We spent the morning visiting family again for breakfast and letting the cats explore their beautiful suburban home, complete with screened-in porch with view of a pond, a brook, birds in trees and real grass. What could be better, right? According to Daphne, it would be better if they got rid of those terrifying raptors suspended from the ceiling in each room, spinning and preparing to attack unsuspecting kitties. She was smarter than that, and promptly bolted under the love seat.

Yeah, she has a point; and we realized that we’ve never had a ceiling fan in the house before. Poor love.

Next Phase: TN, GA, AL to MS!

Saturday, February 2, 2013

Road Trip: Day One

Distance: Miles 0 - 360

Location: Falls Church, VA to Virginia - Tennessee border

Appropriate Song: Country Roads

We woke up this morning to a flurry of light snow falling on our moving day. But it really wasn't falling, in the sense of going from up above to down below, because of the swirling winds, the snow was going every different direction other than down giving us our own little inside-the-snow-globe effect. The Tabbies weren't fooled by any of our packing up, and as soon as they finished their breakfast, retreated to under the bed. As if we'd leave them behind...

By 11:30 the car was stuffed to the gills, including the rooftop carrier, and the cats were in their carriers in the back-back of the car. Two hours down the road, we pulled into a gas station for bathroom breaks and to open the carriers for the kitties, giving them free range over the back of the car. I kept an eye on them for Worst Fear #1 - cats diving under the accelerator pedal in the fast lane of the interstate, but nothing near that happened. In fact, it was better than expected, with Daphne immediately making herself comfortable in what I now refer to as the Captain's Seat: her bed on the pile of suitcases, coolers and boxes behind our seats at headrest level. Instead of wild-eyed and freaked out, she was quite relaxed and enjoying the scenery. After not too long, she was even asleep.


To check on how the boys were doing in the back, I had to crawl belly-down over the pile of stuff and scooch as far back as I could to reach them. I could barely scratch behind their ears, but could easily see that they were pretty quietly curled up either in their carriers, or right in front. Awww. Better than expected!

We soon came to realize the one big problem with a six-day roadtrip heading south-west: the sun. As in, driving off into the sunset. It seems the last four hours of our day were spent squinting through our sunglasses, and the last hour wishing we had extra pairs to layer on. See what I mean:
Bright horizons sound good, but this is ridiculous!
We pushed on 360 miles and our nearing our first state border. The five of us are now snug in a hotel room and the Tabbies are no doubt thinking, "So... this is the new house you've been telling us about? Man, you must've lost your job, mom!" But as long as they eat (yup), use the litterbox (yup), drink water (we're watching) and don't howl all night (Toby!) - this trip might just go okay. 

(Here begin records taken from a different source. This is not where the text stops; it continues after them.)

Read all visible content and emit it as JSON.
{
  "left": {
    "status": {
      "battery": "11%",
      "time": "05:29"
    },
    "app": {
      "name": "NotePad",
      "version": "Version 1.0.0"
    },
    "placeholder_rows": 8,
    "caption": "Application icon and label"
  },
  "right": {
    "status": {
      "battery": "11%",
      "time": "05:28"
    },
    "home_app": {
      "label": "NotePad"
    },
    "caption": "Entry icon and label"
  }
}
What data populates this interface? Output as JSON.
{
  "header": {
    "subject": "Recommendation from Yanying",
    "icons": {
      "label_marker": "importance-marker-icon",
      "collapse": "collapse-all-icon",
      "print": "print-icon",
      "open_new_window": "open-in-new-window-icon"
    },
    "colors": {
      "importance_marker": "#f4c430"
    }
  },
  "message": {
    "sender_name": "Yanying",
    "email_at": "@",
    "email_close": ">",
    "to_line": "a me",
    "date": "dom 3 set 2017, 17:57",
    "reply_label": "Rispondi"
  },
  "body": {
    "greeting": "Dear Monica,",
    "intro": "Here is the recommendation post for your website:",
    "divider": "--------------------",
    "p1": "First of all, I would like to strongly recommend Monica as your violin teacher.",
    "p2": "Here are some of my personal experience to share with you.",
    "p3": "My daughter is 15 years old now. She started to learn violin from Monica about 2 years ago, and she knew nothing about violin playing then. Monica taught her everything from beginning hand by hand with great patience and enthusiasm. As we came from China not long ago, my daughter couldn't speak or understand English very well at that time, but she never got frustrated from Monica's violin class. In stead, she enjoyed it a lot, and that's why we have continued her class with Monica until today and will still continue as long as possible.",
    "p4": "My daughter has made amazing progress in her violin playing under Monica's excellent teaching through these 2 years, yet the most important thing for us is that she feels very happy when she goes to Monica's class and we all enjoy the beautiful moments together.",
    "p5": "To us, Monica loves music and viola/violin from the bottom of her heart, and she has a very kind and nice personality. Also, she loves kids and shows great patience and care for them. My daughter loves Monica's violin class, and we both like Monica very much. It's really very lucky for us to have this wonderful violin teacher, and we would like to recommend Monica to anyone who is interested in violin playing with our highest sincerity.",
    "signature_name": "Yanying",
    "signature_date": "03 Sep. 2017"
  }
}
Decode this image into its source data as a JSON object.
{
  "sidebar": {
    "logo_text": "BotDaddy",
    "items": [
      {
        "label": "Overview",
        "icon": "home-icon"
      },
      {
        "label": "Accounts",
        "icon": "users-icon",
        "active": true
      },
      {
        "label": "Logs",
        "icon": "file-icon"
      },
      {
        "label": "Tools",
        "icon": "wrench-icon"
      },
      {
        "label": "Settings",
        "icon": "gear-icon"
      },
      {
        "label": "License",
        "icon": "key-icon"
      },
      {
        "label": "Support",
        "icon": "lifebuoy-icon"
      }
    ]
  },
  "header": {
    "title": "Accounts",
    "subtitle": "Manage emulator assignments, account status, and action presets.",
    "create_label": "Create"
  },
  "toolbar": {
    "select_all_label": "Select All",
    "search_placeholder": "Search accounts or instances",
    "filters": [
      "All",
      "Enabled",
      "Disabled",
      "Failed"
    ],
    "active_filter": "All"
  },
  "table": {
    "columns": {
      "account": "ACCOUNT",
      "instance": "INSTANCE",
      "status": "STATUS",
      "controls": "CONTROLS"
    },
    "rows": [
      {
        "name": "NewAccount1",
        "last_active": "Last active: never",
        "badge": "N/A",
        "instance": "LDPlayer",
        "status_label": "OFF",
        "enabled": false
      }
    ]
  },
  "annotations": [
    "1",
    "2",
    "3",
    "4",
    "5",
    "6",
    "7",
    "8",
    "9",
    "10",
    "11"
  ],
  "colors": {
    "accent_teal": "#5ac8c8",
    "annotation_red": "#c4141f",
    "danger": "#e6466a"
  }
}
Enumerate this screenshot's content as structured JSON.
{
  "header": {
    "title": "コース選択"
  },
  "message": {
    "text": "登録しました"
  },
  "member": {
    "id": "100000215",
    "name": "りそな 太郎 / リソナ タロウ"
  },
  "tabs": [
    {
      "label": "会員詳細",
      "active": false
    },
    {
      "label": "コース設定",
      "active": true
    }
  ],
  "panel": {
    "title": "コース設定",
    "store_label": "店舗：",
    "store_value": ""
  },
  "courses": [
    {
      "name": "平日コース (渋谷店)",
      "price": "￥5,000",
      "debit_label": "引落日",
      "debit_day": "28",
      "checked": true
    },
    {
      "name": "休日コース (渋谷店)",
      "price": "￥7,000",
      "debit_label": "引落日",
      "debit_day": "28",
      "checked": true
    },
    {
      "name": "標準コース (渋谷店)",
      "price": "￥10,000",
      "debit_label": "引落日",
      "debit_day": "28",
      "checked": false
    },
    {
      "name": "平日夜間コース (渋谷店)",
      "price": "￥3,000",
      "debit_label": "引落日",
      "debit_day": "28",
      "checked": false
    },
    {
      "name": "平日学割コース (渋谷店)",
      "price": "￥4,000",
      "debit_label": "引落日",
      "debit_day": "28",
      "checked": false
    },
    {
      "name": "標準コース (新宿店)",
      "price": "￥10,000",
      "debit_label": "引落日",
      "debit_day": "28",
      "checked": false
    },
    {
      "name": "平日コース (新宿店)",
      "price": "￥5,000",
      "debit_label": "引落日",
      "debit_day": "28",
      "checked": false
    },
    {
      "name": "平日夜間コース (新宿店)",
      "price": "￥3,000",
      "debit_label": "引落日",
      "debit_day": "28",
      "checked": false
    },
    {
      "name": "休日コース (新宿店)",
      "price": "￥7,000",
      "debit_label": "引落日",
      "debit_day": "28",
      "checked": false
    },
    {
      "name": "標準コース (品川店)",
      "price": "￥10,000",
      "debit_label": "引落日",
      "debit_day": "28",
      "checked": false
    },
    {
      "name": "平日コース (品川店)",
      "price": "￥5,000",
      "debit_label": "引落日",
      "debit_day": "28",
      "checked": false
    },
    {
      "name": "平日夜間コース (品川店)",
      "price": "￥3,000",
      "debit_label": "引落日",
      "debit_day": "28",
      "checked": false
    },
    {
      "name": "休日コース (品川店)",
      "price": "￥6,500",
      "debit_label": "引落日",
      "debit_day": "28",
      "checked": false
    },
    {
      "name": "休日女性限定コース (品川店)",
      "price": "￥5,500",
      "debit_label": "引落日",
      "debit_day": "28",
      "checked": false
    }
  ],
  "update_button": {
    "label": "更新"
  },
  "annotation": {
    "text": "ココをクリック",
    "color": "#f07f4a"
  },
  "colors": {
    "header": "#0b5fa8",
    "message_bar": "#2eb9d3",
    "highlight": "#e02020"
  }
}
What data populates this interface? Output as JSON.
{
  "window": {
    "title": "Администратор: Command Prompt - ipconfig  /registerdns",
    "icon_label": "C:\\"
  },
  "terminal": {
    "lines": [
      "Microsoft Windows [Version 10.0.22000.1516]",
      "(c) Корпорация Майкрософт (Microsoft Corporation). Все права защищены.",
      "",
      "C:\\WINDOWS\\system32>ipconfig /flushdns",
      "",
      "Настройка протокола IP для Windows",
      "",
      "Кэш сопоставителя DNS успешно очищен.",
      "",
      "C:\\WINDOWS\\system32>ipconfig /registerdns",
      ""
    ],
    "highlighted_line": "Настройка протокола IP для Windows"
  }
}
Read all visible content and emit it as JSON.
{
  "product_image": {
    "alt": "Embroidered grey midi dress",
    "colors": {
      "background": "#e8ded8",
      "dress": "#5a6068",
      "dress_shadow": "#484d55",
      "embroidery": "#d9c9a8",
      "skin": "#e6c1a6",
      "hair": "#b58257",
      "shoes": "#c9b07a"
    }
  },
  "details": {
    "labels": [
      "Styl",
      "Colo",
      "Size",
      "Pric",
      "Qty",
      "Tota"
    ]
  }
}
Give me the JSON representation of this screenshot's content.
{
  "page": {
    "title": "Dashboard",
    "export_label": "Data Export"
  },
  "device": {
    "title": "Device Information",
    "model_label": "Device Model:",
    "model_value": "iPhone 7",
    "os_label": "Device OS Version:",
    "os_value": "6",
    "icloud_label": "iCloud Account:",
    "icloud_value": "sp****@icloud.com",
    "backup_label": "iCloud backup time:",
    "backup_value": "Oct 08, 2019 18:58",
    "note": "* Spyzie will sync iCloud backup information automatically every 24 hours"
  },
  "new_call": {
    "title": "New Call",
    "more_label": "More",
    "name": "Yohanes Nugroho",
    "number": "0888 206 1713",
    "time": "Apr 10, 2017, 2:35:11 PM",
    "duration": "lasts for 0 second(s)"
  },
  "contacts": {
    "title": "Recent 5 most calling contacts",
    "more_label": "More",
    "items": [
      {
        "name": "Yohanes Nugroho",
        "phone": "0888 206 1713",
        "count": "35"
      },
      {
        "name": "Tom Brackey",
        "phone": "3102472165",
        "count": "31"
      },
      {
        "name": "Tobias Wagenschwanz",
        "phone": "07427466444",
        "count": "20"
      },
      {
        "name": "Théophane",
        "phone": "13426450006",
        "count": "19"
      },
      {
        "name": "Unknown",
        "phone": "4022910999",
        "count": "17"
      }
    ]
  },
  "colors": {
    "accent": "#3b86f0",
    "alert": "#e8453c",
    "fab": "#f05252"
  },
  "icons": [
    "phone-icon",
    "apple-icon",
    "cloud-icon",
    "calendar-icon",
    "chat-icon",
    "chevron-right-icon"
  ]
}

Meanwhile, we'll all watch the scenery unfold outside the window. For now, it's rolling hills, farm houses and barns in frosty hollers, and stands of dead-looking winter trees, huddled against the 23-degree day.